(App and web page records)
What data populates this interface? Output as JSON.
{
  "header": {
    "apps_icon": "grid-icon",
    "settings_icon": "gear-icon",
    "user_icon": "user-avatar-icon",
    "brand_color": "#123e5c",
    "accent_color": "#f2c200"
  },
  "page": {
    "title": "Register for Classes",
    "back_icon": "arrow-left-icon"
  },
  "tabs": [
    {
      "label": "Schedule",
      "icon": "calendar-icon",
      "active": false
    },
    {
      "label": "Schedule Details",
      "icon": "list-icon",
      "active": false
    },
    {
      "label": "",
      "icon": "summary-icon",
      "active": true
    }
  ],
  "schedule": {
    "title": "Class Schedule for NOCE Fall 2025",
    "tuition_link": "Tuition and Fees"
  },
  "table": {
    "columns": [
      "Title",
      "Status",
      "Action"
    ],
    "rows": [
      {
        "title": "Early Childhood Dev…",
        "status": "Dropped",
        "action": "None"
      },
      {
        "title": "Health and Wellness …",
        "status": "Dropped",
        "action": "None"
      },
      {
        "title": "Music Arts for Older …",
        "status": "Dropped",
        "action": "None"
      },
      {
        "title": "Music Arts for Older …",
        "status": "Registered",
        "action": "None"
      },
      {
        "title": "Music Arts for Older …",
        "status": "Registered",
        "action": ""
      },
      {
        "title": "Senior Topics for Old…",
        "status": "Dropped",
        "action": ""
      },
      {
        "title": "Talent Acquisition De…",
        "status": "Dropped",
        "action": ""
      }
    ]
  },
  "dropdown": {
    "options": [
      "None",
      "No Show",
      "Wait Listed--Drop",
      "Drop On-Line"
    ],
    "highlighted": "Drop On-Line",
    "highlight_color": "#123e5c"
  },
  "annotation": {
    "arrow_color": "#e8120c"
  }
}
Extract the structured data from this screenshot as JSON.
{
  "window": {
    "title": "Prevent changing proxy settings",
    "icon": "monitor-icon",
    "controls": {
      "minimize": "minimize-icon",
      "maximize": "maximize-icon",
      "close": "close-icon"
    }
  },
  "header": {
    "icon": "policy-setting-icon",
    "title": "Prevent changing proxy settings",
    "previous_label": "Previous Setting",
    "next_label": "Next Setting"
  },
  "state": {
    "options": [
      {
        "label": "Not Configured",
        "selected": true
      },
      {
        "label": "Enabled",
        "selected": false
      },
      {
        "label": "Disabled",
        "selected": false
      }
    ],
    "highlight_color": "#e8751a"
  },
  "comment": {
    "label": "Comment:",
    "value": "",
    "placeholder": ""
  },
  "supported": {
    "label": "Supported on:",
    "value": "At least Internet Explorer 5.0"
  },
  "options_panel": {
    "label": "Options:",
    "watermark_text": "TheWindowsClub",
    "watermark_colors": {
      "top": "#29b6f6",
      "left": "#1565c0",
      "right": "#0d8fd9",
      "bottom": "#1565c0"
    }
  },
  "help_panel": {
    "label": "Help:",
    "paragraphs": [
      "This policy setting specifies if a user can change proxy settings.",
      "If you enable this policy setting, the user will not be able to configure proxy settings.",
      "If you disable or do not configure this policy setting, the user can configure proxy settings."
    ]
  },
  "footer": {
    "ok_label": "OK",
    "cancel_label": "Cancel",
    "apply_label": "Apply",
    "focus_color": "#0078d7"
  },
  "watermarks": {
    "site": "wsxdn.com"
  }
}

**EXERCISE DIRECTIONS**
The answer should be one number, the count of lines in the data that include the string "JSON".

**FINISHED EXERCISE**
2